But while I wish to say somewhat to support your Resolution and spirits Methinks somthing Wispers me within that you will justly say we are very Ready to Give advice when we but Illy practice upon the principles we lay down. True—but we may profit by the advice Though we despise the Weakness of the Adviser. Yet I have not so Ill an opinion of myself as to think were I just in your situation I shoud not strive for the Exertion of a Little Heroism upon such an Occasion.
I was in hopes we should have had the pleasure of seeing Mr. Adams at Plimouth before he left America. I should be very happy to see you together by my fire side if it was but for one day before { 377 } he Crosses the Atlantic, but if that Cannot be my best Wishes await him. Assure him that my Fervant prayer is that he May Experience the peculier protection of providence through Every stage of his useful Life.

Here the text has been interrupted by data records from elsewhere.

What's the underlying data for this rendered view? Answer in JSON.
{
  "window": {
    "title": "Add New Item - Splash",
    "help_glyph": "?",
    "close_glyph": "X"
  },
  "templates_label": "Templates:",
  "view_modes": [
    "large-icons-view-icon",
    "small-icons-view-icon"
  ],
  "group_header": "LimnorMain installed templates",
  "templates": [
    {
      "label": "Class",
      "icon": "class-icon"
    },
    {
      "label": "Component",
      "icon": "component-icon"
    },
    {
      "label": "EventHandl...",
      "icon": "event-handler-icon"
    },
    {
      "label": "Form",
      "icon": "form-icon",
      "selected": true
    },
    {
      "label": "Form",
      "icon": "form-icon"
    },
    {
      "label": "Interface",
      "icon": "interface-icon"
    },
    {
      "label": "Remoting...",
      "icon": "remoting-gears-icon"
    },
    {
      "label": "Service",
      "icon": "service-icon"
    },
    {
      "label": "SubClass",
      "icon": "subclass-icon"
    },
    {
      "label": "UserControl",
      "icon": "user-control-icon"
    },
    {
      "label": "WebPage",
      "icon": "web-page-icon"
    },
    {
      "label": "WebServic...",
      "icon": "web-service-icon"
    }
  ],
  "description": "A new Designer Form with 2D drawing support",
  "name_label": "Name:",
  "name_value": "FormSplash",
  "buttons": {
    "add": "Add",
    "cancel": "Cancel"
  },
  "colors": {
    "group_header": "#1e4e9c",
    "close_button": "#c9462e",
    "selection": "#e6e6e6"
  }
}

But I think before we part I Must desire him to Look into A Letter from Marcia Dated March 1776 (if he has not Destroyed it) which will Remind him of a Certain Bargin which I Expect he will fulfill.1 His Excuse was once that he should Never be Called to the Different Courts of Europe. But I have seen Events so precipitated, and the Wheels of Revolution so Rapidly Move on, that I have Expected it for several Years. And if I am Notwithstanding His Vast Avocations Gratifyed with one Letter from the Court of France, however high I May Esteem the Indulgence, I shall not be More pleased with the Honour done me by the Embassadour of America, than obliged by this Mark of Friendship from Mr. Adams.

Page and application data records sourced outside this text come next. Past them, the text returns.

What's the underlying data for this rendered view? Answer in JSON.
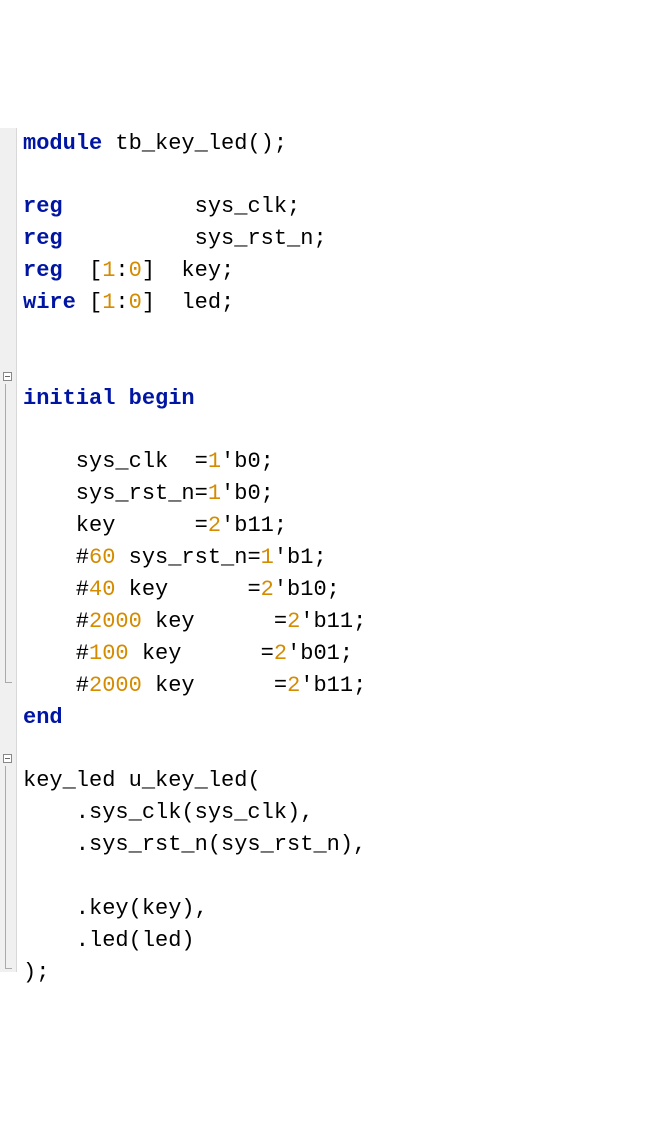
{
  "kw": {
    "module": "module",
    "reg": "reg",
    "wire": "wire",
    "initial": "initial",
    "begin": "begin",
    "end": "end"
  },
  "decl": {
    "module_name": " tb_key_led();",
    "range": "[",
    "range_hi": "1",
    "range_sep": ":",
    "range_lo": "0",
    "range_close": "]",
    "sys_clk": "          sys_clk;",
    "sys_rst_n": "          sys_rst_n;",
    "key_pad": "  ",
    "key_rest": "  key;",
    "wire_pad": " ",
    "led_rest": "  led;"
  },
  "init": {
    "l1a": "    sys_clk  =",
    "l1b": "1",
    "l1c": "'b0;",
    "l2a": "    sys_rst_n=",
    "l2b": "1",
    "l2c": "'b0;",
    "l3a": "    key      =",
    "l3b": "2",
    "l3c": "'b11;",
    "l4a": "    #",
    "l4b": "60",
    "l4c": " sys_rst_n=",
    "l4d": "1",
    "l4e": "'b1;",
    "l5a": "    #",
    "l5b": "40",
    "l5c": " key      =",
    "l5d": "2",
    "l5e": "'b10;",
    "l6a": "    #",
    "l6b": "2000",
    "l6c": " key      =",
    "l6d": "2",
    "l6e": "'b11;",
    "l7a": "    #",
    "l7b": "100",
    "l7c": " key      =",
    "l7d": "2",
    "l7e": "'b01;",
    "l8a": "    #",
    "l8b": "2000",
    "l8c": " key      =",
    "l8d": "2",
    "l8e": "'b11;"
  },
  "inst": {
    "head": "key_led u_key_led(",
    "p1": "    .sys_clk(sys_clk),",
    "p2": "    .sys_rst_n(sys_rst_n),",
    "blank": "    ",
    "p3": "    .key(key),",
    "p4": "    .led(led)",
    "close": ");"
  }
}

One thing More I Must beg you to assure him that if it is possible for me or mine to do any thing to Lessen the Inconvenience or pain of absence that His Portia or Her Children May suffer, He May Depend upon the Ready aid of His And Your Very Affectionate Friend,
[signed] Marcia Warren
RC (Adams Papers'); addressed: “Mrs. Adams.”
1. In a letter to her of 8 Jan. 1776JA praised certain “Characters” Mrs. Warren had drawn, and added: “I think I will make a Bargain with you, to draw the Character of every new Personage I have an Opportunity of knowing, on Condition you will do the same” (MHi: Warren-Adams Coll.; Warren-Adams Letters, 1:201). In replying, 10 March, Mrs. Warren agreed to the bargain but said she would be the gainer by it: “I Expect to be made Acquainted with the Genius, the taste, and Manners, not only of the Most Distinguished Characters in America, but of the Nobility of Britain, And Perhaps before the Conflict is Ended, with some of Those Dignifyed personages who have held the Regalia of Crowns And Scepters, and in the Zenith of power are the Dancing Puppets of other European Courts” (Adams Papers). To the latter part of this prediction JA strongly demurred in a characteristic passage in his reply of 16 April, q.v. in Warren-Adams Letters, 1:223.
Cite web page as: Founding Families: Digital Editions of the Papers of the Winthrops and the Adamses, ed.C. James Taylor. Boston: Massachusetts Historical Society, 2014.
http://www.masshist.org/apde2/